When the insurance adjuster makes their initial offer of compensation, your attorney will explain the offer to you and help you determine your next steps.
You Can Accept the Offer
The decision to accept a settlement offer is always yours to make, not your attorney’s. Their role in the decision-making process is to help you understand the facts of your claim and the pros and cons of the offer you’ve been given, based on their experience and in accordance with your best interests.
As noted, once a settlement agreement is in place, the claim is final.
Because of this, you must consider whether the offer will cover at least these expenses:
- All injury-related medical expenses
- Wage loss
- Loss of earning capacity if the injury produces permanent deficits that impair your ability to earn an income
- Property damage you sustained in the accident, such as damage to a vehicle you were driving in an automobile accident
- Pain and suffering related to the injury, treatment of it, and its impacts on your quality of life
Your Attorney Can Negotiate a Higher Offer
If the offer of compensation you received is not enough to fully compensate for your injury, you and your attorney can provide a counter-offer. The counter-offer is generally as close to the original value of your claim. As with any bargain, settlement negotiations generally feature each side offering small concessions until they find a compensatory amount that both sides will agree to.
When Is a Good Time to File a Lawsuit?
Soon, negotiating a settlement cannot continue indefinitely, due to the statute of limitations. If the statute of limitations passes, a court cannot decide the claim.
A state’s lawmakers determine the statute of limitations, and they vary from state to state. In Florida, for example, personal injury claimants have four years, which is a more extended amount of time to file a personal injury lawsuit than is allowed in many other states.
At some point, as the statute of limitations approaches, your attorney will guide you as you consider if it is time to file a personal injury lawsuit. Insurance companies will often draw settlement negotiations out to this point to see if they can get a claimant to accept a lower offer.
Offers After You File Suit
Just because you filed a lawsuit doesn’t mean that negotiations between the insurance adjuster and your attorney have to stop. You can settle any time before the court renders a decision on the matter, even after the trial begins. However, insurance adjusters are often more serious about their offers after you file a lawsuit and they face the time, cost, and uncertainty of litigation.
While continuing to entertain settlement offers from the insurance adjuster and providing guidance to assist you in making decisions on those offers, your attorney will prepare your court case, depose witnesses, produce trial exhibits, and determine the best litigation strategy to present your claim.
What Happens If The Insurance Company Makes a Fair Offer of Compensation?

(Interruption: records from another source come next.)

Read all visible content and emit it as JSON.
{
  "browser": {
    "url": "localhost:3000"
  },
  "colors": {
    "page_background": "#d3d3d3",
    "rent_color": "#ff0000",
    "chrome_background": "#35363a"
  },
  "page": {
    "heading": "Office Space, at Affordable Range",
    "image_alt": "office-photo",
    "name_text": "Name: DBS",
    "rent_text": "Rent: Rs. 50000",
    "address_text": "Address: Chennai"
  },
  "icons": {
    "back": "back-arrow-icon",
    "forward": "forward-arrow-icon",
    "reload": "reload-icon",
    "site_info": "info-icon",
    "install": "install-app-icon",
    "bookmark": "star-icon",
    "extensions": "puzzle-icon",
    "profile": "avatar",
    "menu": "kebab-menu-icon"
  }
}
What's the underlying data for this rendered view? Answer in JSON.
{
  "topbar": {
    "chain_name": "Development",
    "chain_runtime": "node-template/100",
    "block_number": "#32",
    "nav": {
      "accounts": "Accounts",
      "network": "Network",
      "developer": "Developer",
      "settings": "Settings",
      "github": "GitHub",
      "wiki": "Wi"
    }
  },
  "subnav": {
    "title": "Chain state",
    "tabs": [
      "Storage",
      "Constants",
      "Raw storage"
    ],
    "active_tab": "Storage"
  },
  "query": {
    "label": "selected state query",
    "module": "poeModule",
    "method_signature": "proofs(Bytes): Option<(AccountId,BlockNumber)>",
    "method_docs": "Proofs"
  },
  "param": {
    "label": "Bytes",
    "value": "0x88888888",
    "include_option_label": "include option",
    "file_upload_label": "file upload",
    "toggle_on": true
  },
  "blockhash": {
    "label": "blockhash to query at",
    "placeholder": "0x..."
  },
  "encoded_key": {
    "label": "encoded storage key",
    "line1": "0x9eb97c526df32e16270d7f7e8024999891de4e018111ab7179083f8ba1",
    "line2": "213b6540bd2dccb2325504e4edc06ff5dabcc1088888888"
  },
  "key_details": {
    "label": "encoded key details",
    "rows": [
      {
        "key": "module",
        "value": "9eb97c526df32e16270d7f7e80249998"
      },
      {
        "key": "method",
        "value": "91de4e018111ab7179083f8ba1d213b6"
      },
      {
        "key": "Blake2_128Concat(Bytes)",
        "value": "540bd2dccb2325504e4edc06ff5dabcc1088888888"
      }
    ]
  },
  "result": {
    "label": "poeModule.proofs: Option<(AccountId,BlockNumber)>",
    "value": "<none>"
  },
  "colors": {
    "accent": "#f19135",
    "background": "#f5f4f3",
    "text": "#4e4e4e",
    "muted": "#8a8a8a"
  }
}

The goal of settlement negotiations is to procure compensation that covers the expenses and impacts of your injury, including your future costs. When the offer of compensation arrives that you feel is fair, your attorney and legal counsel for the at-fault party and their insurance company will work to get an agreement in place.
Part of this agreement is a release form that you must sign to obtain your payment. This release waives your right to seek additional compensation from the insurer on the claim in the future.
Once the agreement is in place, it will take several weeks to receive your compensation. The settlement money will go to your attorney, who will deduct their percentage of the award as outlined in your contingent fee agreement. It will also pay any liens placed on the settlement by your creditors, such as healthcare providers, group health insurance providers, or government health insurance (such as Medicaid).
After your attorney is paid for their services and you satisfy your injury-related debts, you and your attorney will meet to finalize the case. You must sign additional documents, and the remainder of your settlement will either come in the mail or via direct deposit into your bank account.